I, too, hope that the positive response to helping others changed the way Joey normally interacted with others. Thanks for sharing this story.
What an amazing act of heroism on his part! Considering all of the trouble he caused growing up, there was still some good in his heart. You were so blessed that he was there for you guys and that you were able to get out in time. May Joey turned a corner that night and made something of his life for his courageous act. Blessings come in many forms and we never know which one is going to be an angel in disguise.
I know about those row houses. My grandparents and my aunt and uncle lived in one of them in Reading, PA when I was a small child in the 1940s. If there were a fire, the whole block could burn down, since there were only tunnels between every other house from the street to the alley. Only about 20 ft. wide, with a high porch in front, they were 3 stories tall, and had a cellar with a coal-burning furnace.

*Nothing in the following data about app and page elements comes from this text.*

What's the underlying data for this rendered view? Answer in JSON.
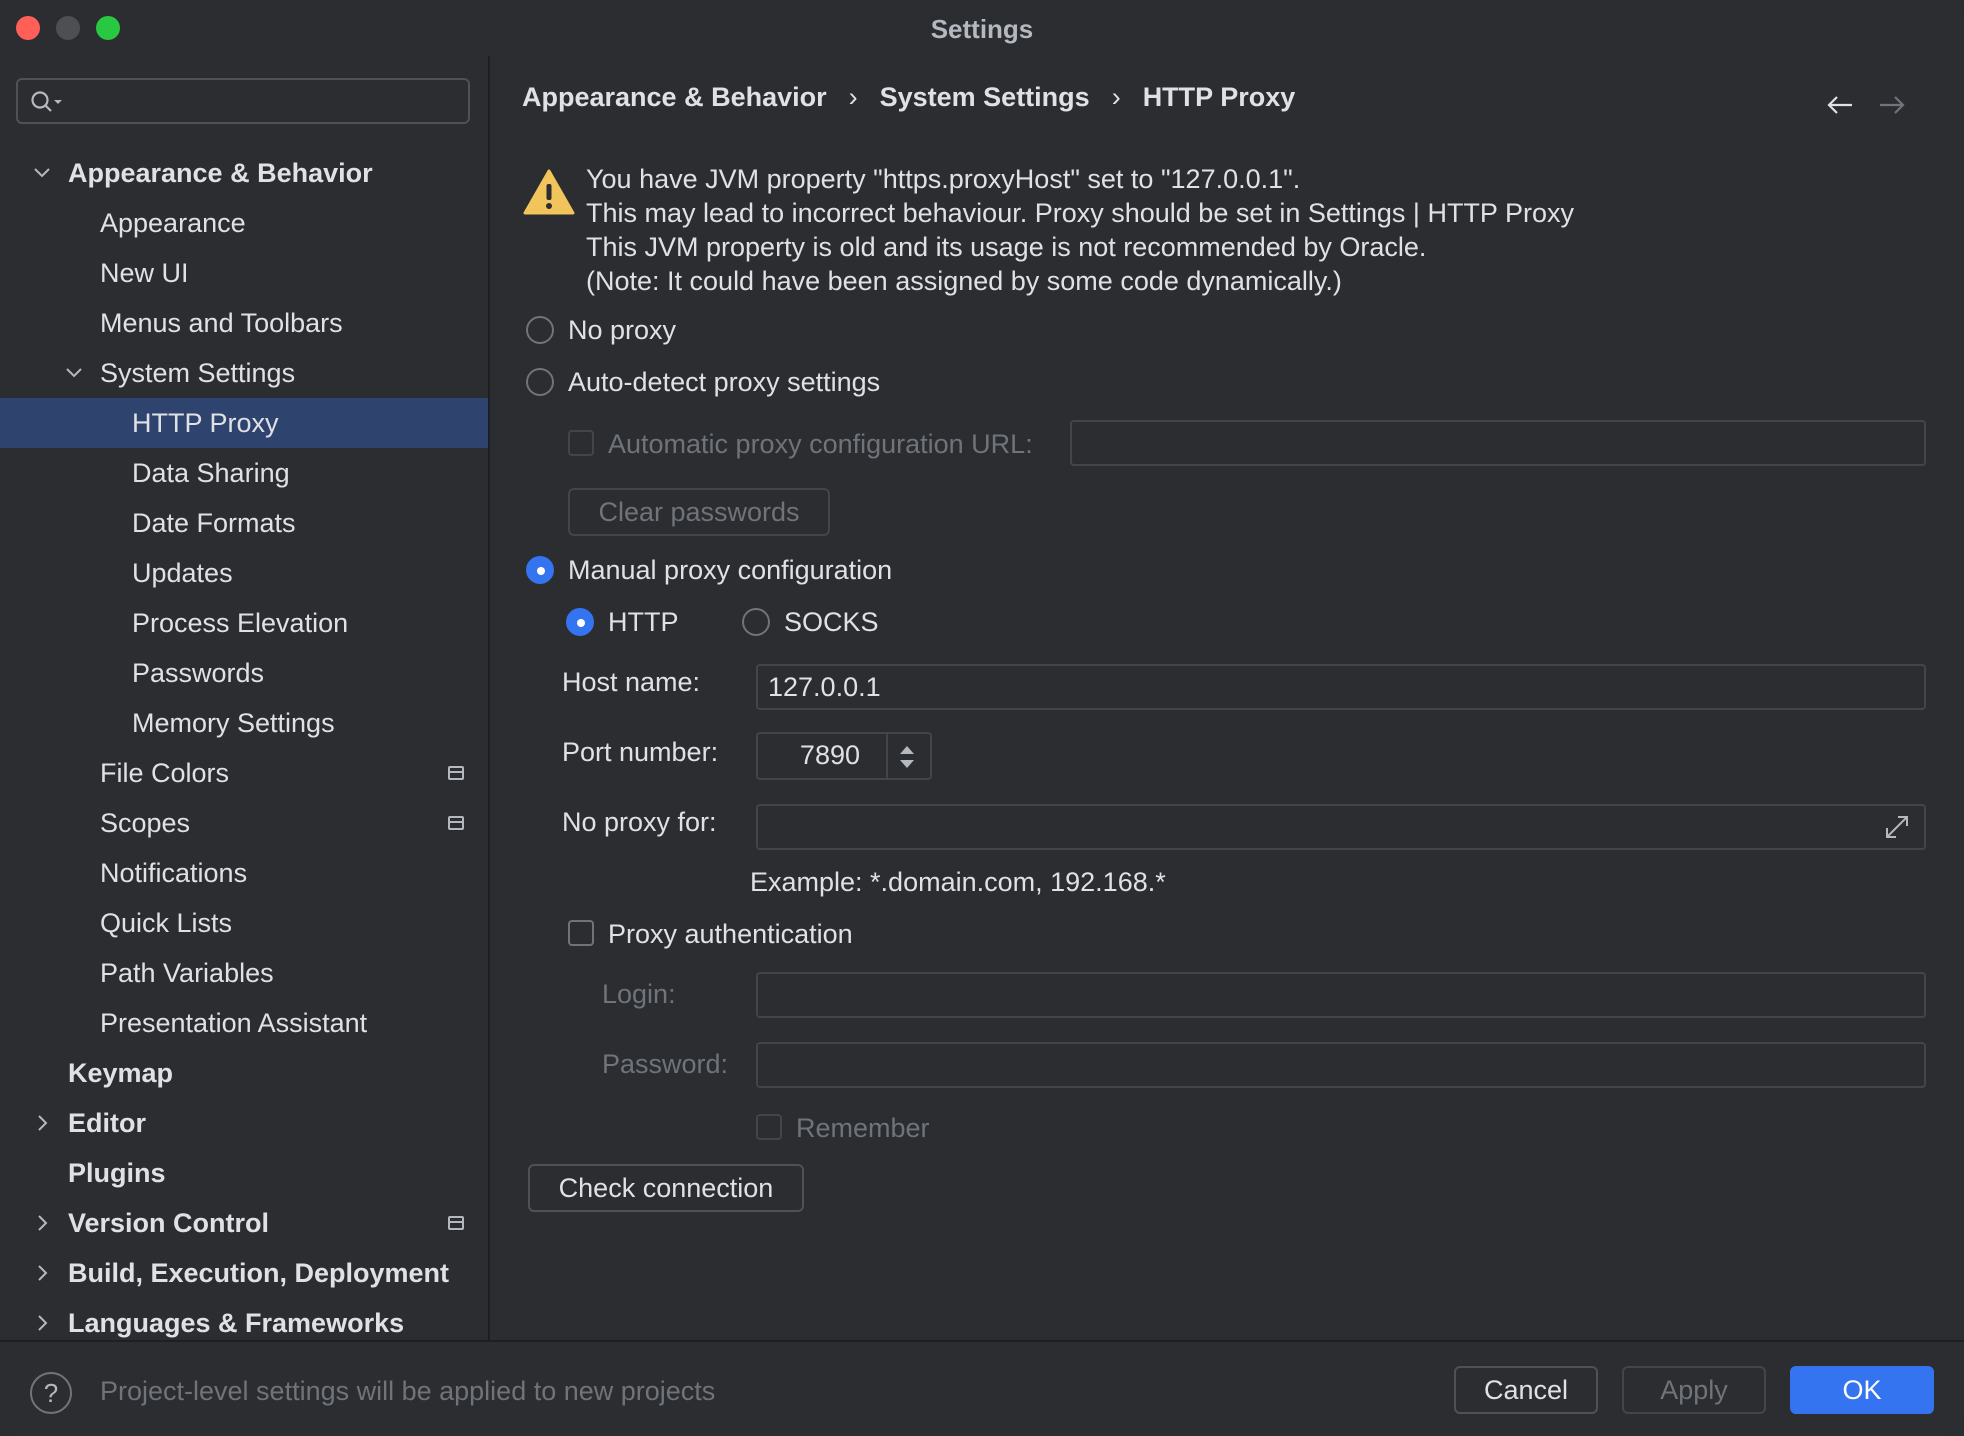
{
  "window": {
    "title": "Settings"
  },
  "sidebar": {
    "search_placeholder": "",
    "items": [
      {
        "label": "Appearance & Behavior",
        "level": 0,
        "bold": true,
        "chevron": "down"
      },
      {
        "label": "Appearance",
        "level": 1
      },
      {
        "label": "New UI",
        "level": 1
      },
      {
        "label": "Menus and Toolbars",
        "level": 1
      },
      {
        "label": "System Settings",
        "level": 1,
        "chevron": "down"
      },
      {
        "label": "HTTP Proxy",
        "level": 2,
        "selected": true
      },
      {
        "label": "Data Sharing",
        "level": 2
      },
      {
        "label": "Date Formats",
        "level": 2
      },
      {
        "label": "Updates",
        "level": 2
      },
      {
        "label": "Process Elevation",
        "level": 2
      },
      {
        "label": "Passwords",
        "level": 2
      },
      {
        "label": "Memory Settings",
        "level": 2
      },
      {
        "label": "File Colors",
        "level": 1,
        "badge": true
      },
      {
        "label": "Scopes",
        "level": 1,
        "badge": true
      },
      {
        "label": "Notifications",
        "level": 1
      },
      {
        "label": "Quick Lists",
        "level": 1
      },
      {
        "label": "Path Variables",
        "level": 1
      },
      {
        "label": "Presentation Assistant",
        "level": 1
      },
      {
        "label": "Keymap",
        "level": 0,
        "bold": true
      },
      {
        "label": "Editor",
        "level": 0,
        "bold": true,
        "chevron": "right"
      },
      {
        "label": "Plugins",
        "level": 0,
        "bold": true
      },
      {
        "label": "Version Control",
        "level": 0,
        "bold": true,
        "chevron": "right",
        "badge": true
      },
      {
        "label": "Build, Execution, Deployment",
        "level": 0,
        "bold": true,
        "chevron": "right"
      },
      {
        "label": "Languages & Frameworks",
        "level": 0,
        "bold": true,
        "chevron": "right"
      }
    ]
  },
  "breadcrumb": [
    "Appearance & Behavior",
    "System Settings",
    "HTTP Proxy"
  ],
  "warning": {
    "icon": "warning-triangle-icon",
    "lines": [
      "You have JVM property \"https.proxyHost\" set to \"127.0.0.1\".",
      "This may lead to incorrect behaviour. Proxy should be set in Settings | HTTP Proxy",
      "This JVM property is old and its usage is not recommended by Oracle.",
      "(Note: It could have been assigned by some code dynamically.)"
    ]
  },
  "proxy": {
    "no_proxy_label": "No proxy",
    "auto_detect_label": "Auto-detect proxy settings",
    "auto_config_url_label": "Automatic proxy configuration URL:",
    "auto_config_url_value": "",
    "clear_passwords_label": "Clear passwords",
    "manual_label": "Manual proxy configuration",
    "http_label": "HTTP",
    "socks_label": "SOCKS",
    "host_label": "Host name:",
    "host_value": "127.0.0.1",
    "port_label": "Port number:",
    "port_value": "7890",
    "no_proxy_for_label": "No proxy for:",
    "no_proxy_for_value": "",
    "example_text": "Example: *.domain.com, 192.168.*",
    "auth_label": "Proxy authentication",
    "login_label": "Login:",
    "login_value": "",
    "password_label": "Password:",
    "password_value": "",
    "remember_label": "Remember",
    "check_connection_label": "Check connection"
  },
  "footer": {
    "help_glyph": "?",
    "text": "Project-level settings will be applied to new projects",
    "cancel_label": "Cancel",
    "apply_label": "Apply",
    "ok_label": "OK"
  },
  "colors": {
    "accent": "#3574f0",
    "selection": "#2e436e",
    "warning": "#f2c55c"
  }
}
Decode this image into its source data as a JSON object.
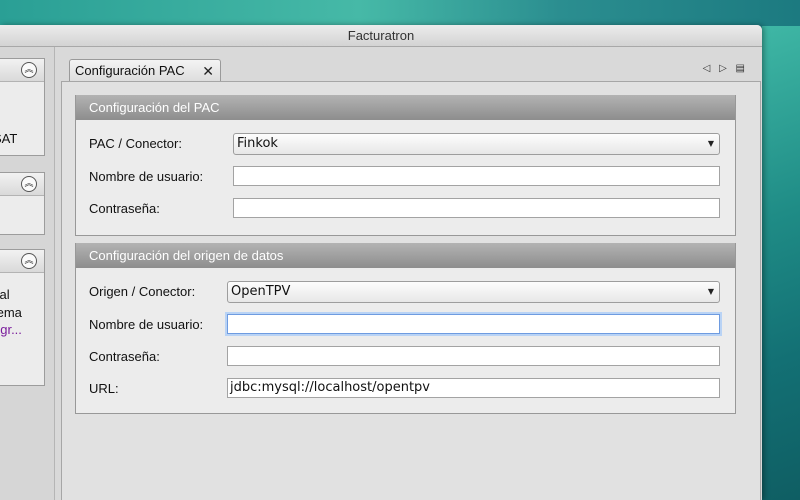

People were mostly good back then, since nobody had much money, and the trouble they got into as kids seems pretty innocent now. I hope “Joey” made a better life for himself, too.